Typically in a matchup of this magnitude, Bryant would rise to the occasion as he has done so many times before, willing his team, carrying them to victory. But on this day, he couldn’t. He had the same, familiar, look as he used too when he’s unhappy, the one where he quits playing but disguises it as “facilitating”.
There was something more to it, and for the first time that I can remember, Kobe’s age was showing on the floor. Not MJ in 98’ old, but Jordan with the Wizards old. Sure, he’s still a Ferrari, but a Ferrari with 200,000 miles on it. 14 seasons, over a thousand games, playing through injuries, the surgeries – it is all catching up to him.
But it’s not just him.
Derek Fisher still can’t guard his own shadow, and there are only so many charges someone can take to disguise their defensive deficiencies. Odom was getting beaten to loose balls, outworked by the Heat’s older, veteran post players.
How is that possible?
Pau Gasol, who complained of playing too many minutes and being overworked earlier this season, was lethargic, even listless at times. Pau finished with 17 points and 9 rebounds, but was 0-6 on shots from 10 feet and in.
Ron Artest, who scored eight points, isn’t the same defensive stopper as he used to be, and despite trying to frustrate LeBron(even headlocking him), got his hat handed to him all game.

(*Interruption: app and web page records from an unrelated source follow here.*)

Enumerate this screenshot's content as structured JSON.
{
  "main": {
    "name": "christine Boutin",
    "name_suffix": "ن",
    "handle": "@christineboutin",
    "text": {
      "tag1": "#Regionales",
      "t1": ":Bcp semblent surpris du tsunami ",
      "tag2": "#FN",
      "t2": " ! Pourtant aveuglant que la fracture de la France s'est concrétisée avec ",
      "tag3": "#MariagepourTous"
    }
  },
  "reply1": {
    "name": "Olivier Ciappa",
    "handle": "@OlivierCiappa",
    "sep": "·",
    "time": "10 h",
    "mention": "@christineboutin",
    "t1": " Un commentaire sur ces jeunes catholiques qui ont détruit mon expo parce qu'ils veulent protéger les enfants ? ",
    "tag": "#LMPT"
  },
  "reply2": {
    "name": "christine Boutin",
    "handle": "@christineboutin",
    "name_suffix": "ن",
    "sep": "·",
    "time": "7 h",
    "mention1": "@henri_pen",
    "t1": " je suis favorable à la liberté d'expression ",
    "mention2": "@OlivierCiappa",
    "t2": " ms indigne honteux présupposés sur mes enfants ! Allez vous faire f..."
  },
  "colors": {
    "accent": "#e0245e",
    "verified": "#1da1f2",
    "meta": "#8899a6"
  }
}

Andrew Bynum, who is still rounding into shape, gave the Lakers some decent minutes before running out of gas. Steve Blake and Matt Barnes combined for two points in 35 minutes, capping off an uninspired effort by the defending champions for the second game in a row.
What’s going on in Laker Land?
Fans and apologists will be quick to reference last season’s Christmas Day loss to the Cavs, reminding us they still won a ring in spite of of that. But the last time I checked, it isn’t last year and Miami isn’t Cleveland. These same apologists echoed the outrageous post-game suggestion by Kobe Bryant, that Christmas Day games mean more to opponents than they do to the Lakers.
Is this team is so arrogant and talented that they can take games off? Whether Kobe realizes it or not, he just questioned the professionalism of his teammates, challenged their manhood.
Not only was Bryant’s statement disrespectful to the Heat (not that he cares), but its slap in the face to the game that he claims to love.
However, I wouldn’t expect anything less from Mr.Bryant, especially after losses.
Kobe’s revealing comments aside; the Lakers have gone 13-9 since starting 8-0, falling into a tie for third place in the Western Conference. Were those games important to the Lakers? Meanwhile the Heat started a paltry 5-4, didn’t panic and have gone 18-5 since; Currently tied for the second most wins in the NBA.
A third of the way into the season and under intense national media scrutiny, the Heat has proved their mettle, far from the mentally fragile outfit the mainstream would have you believe.
The Lakers played the softest schedule in the NBA, lost several games they shouldn’t have, rested on the laurels of championships won, and are a team with internal issues in disarray.
Maybe they should hold a players only meeting to get things sorted.